Andrea Graham is a second grade teacher at Franklin Elementary who signed the letter sent to district administration. She is also a union representative with Madison Teachers Inc, or MTI, the union representing MMSD teachers. She says that while she’s personally comfortable with returning to in-person classes, she’s heard various feelings from teachers at schools across the district.
“There’s hesitancies about going back, there’s excitement about going back, there’s feelings of ‘well I’m o.k.’ or ‘I’m feeling o.k. about this’, but, then you hear from colleagues that don’t feel o.k. or are not feeling supported by their administration or even the district overall.”
MTI has also released a statement calling on local, state, and federal officials to make the vaccine and other resources to mitigate the spread of COVID-19 widely available within all school districts, especially MMSD.
An anonymous first grade teacher in Madison feels that the whole reopening process by the district has been unorganized and lacked consistency in its communication with teachers.

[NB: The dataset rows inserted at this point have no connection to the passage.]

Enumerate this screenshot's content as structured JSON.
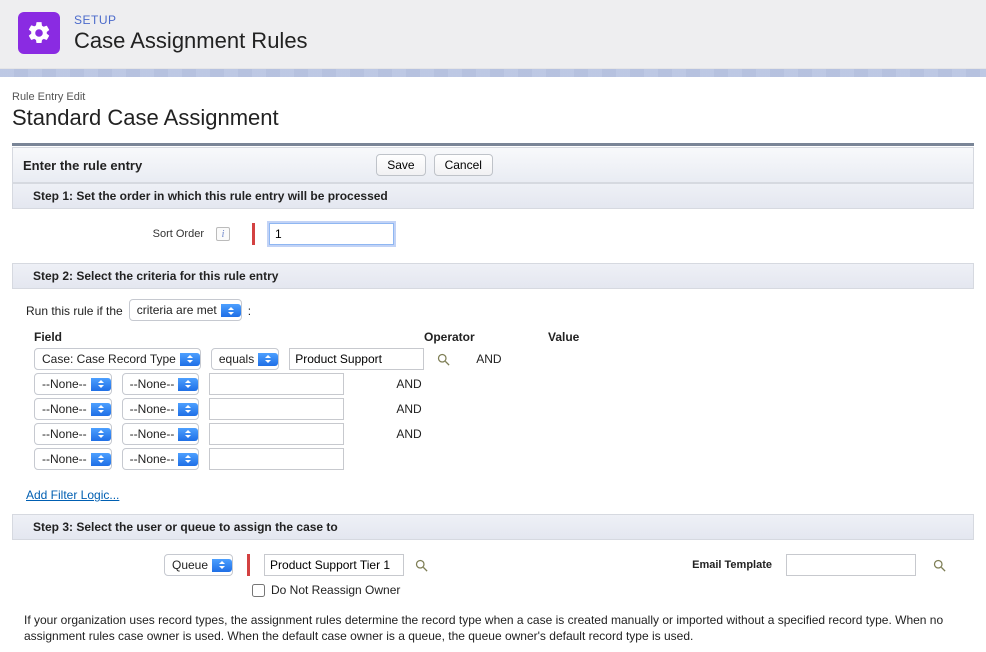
{
  "header": {
    "subtitle": "SETUP",
    "title": "Case Assignment Rules"
  },
  "breadcrumb": "Rule Entry Edit",
  "page_title": "Standard Case Assignment",
  "panel1": {
    "title": "Enter the rule entry",
    "save": "Save",
    "cancel": "Cancel"
  },
  "step1": {
    "heading": "Step 1: Set the order in which this rule entry will be processed",
    "label": "Sort Order",
    "value": "1"
  },
  "step2": {
    "heading": "Step 2: Select the criteria for this rule entry",
    "run_prefix": "Run this rule if the",
    "run_mode": "criteria are met",
    "col_field": "Field",
    "col_operator": "Operator",
    "col_value": "Value",
    "rows": [
      {
        "field": "Case: Case Record Type",
        "operator": "equals",
        "value": "Product Support",
        "and": "AND",
        "lookup": true
      },
      {
        "field": "--None--",
        "operator": "--None--",
        "value": "",
        "and": "AND",
        "lookup": false
      },
      {
        "field": "--None--",
        "operator": "--None--",
        "value": "",
        "and": "AND",
        "lookup": false
      },
      {
        "field": "--None--",
        "operator": "--None--",
        "value": "",
        "and": "AND",
        "lookup": false
      },
      {
        "field": "--None--",
        "operator": "--None--",
        "value": "",
        "and": "",
        "lookup": false
      }
    ],
    "add_filter": "Add Filter Logic..."
  },
  "step3": {
    "heading": "Step 3: Select the user or queue to assign the case to",
    "assignee_type": "Queue",
    "assignee_value": "Product Support Tier 1",
    "email_template_label": "Email Template",
    "email_template_value": "",
    "checkbox_label": "Do Not Reassign Owner",
    "checkbox_checked": false
  },
  "footer": "If your organization uses record types, the assignment rules determine the record type when a case is created manually or imported without a specified record type. When no assignment rules case owner is used. When the default case owner is a queue, the queue owner's default record type is used."
}
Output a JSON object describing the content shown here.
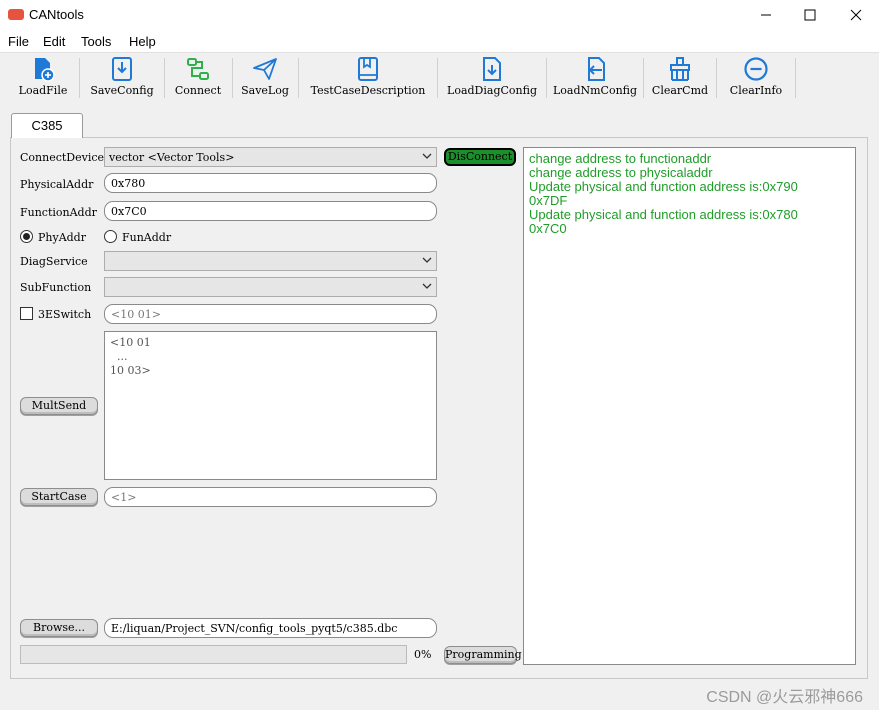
{
  "window": {
    "title": "CANtools",
    "minimize": "—",
    "maximize": "☐",
    "close": "✕"
  },
  "menu": [
    "File",
    "Edit",
    "Tools",
    "Help"
  ],
  "toolbar": [
    {
      "label": "LoadFile",
      "icon": "file-add-icon"
    },
    {
      "label": "SaveConfig",
      "icon": "save-download-icon"
    },
    {
      "label": "Connect",
      "icon": "connect-icon"
    },
    {
      "label": "SaveLog",
      "icon": "send-plane-icon"
    },
    {
      "label": "TestCaseDescription",
      "icon": "book-icon"
    },
    {
      "label": "LoadDiagConfig",
      "icon": "download-file-icon"
    },
    {
      "label": "LoadNmConfig",
      "icon": "import-file-icon"
    },
    {
      "label": "ClearCmd",
      "icon": "broom-icon"
    },
    {
      "label": "ClearInfo",
      "icon": "minus-circle-icon"
    }
  ],
  "tab": {
    "label": "C385"
  },
  "form": {
    "connect_device_label": "ConnectDevice",
    "connect_device_value": "vector <Vector Tools>",
    "disconnect_button": "DisConnect",
    "physical_addr_label": "PhysicalAddr",
    "physical_addr_value": "0x780",
    "function_addr_label": "FunctionAddr",
    "function_addr_value": "0x7C0",
    "phy_radio_label": "PhyAddr",
    "fun_radio_label": "FunAddr",
    "phy_selected": true,
    "diag_service_label": "DiagService",
    "sub_function_label": "SubFunction",
    "switch_3e_label": "3ESwitch",
    "switch_3e_placeholder": "<10 01>",
    "mult_send_button": "MultSend",
    "mult_placeholder": "<10 01\n  ...\n10 03>",
    "start_case_button": "StartCase",
    "start_case_placeholder": "<1>",
    "browse_button": "Browse...",
    "browse_path": "E:/liquan/Project_SVN/config_tools_pyqt5/c385.dbc",
    "progress_percent": 0,
    "progress_text": "0%",
    "programming_button": "Programming"
  },
  "log_lines": [
    "change address to functionaddr",
    "change address to physicaladdr",
    "Update physical and function address is:0x790",
    "0x7DF",
    "Update physical and function address is:0x780",
    "0x7C0"
  ],
  "watermark": "CSDN @火云邪神666",
  "colors": {
    "log_text": "#1f9d28",
    "accent_blue": "#1e7ad6",
    "accent_green": "#2fb14a",
    "disconnect_bg": "#1a8f2a"
  }
}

“They released the start date to the general public only minutes after releasing it to staff, so we didn’t have time to react and converse about that start date before parents got that information as well … we feel extremely taken advantage of when we receive information alongside the general public.”
However, there are some MMSD staff who are embracing the return to classes with open arms. Michelle Kemp is a second grade teacher at Chavez Elementary School who did not include her name on the open letter to the MMSD administration. She says that, while she understands worries of some of her fellow colleagues and sees herself as being of the minority opinion, she feels the return to in-person classes will be good for teachers and students.
“Especially reaching those kids that don’t have everything that they need at home to support their learning and I just know that I can do so much more for them in-person even if it is with restrictions. So as much as it’s going to be hard and it’s a whole new way of thinking once we’re in the classroom with all the restrictions, I’m really opening up with open arms.”
This want for teachers and students to return to in-person classes is widely held by many families and members of the general public so that parents can get themselves and their kids back to operating on a pre-pandemic basis. According to a survey of families in the district conducted by MMSD, about two-thirds of kindergarteners will return to in-person classes starting next Tuesday, reports The Cap Times.
Another second grade teacher in Madison, who wished to remain unnamed, says she feels there is a level of misunderstanding and blame regarding teachers and the delay to reopen schools emanating from some in the general public.
“I know that there are people in the general public who are really mad at teachers and seem to kind of blame us for not wanting to go back or whatever, but maybe not realizing what the conditions are like or what we’re being asked to do: not only to risk our health and safety to do this but we have all these questions about how it will work and how we’ll make things work and those questions aren’t really being answered.”
This same teacher also emphasized how she doesn’t want there to be any confusion about what she and other teachers ultimately want, which is the same thing that many that families, students and the broader community wants as well.
“I don’t want any families to feel that I don’t value the kids or that I’m not thinking of them first because I really am, and I don’t want anyone for a minute to think that I don’t care or I don’t want their kids to be learning or anything like that cause that’s not true”
Reporting for WORT news, I’m Ryan Wollersheim
(Image Courtesy: Chali Pittman/WORT on Flickr)